About this exercise:
Going through the data below, copy out each line where the word "icon" shows up.

--- Excerpted data Enclosed Below ---

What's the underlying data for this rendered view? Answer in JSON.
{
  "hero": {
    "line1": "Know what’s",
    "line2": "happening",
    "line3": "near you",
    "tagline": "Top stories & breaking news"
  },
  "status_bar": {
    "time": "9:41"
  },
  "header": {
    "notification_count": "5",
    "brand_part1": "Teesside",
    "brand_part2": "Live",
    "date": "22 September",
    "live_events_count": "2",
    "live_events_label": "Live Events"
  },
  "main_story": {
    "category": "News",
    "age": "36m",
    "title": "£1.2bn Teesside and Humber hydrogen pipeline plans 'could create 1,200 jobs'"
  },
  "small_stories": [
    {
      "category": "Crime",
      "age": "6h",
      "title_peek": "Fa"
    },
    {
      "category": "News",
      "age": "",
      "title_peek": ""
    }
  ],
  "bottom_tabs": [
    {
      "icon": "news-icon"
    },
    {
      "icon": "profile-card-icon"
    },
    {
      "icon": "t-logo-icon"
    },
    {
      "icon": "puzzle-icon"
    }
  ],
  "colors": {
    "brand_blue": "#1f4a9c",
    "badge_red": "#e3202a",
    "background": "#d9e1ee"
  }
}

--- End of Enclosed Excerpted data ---

Output of the task:
      "icon": "news-icon"
      "icon": "profile-card-icon"
      "icon": "t-logo-icon"
      "icon": "puzzle-icon"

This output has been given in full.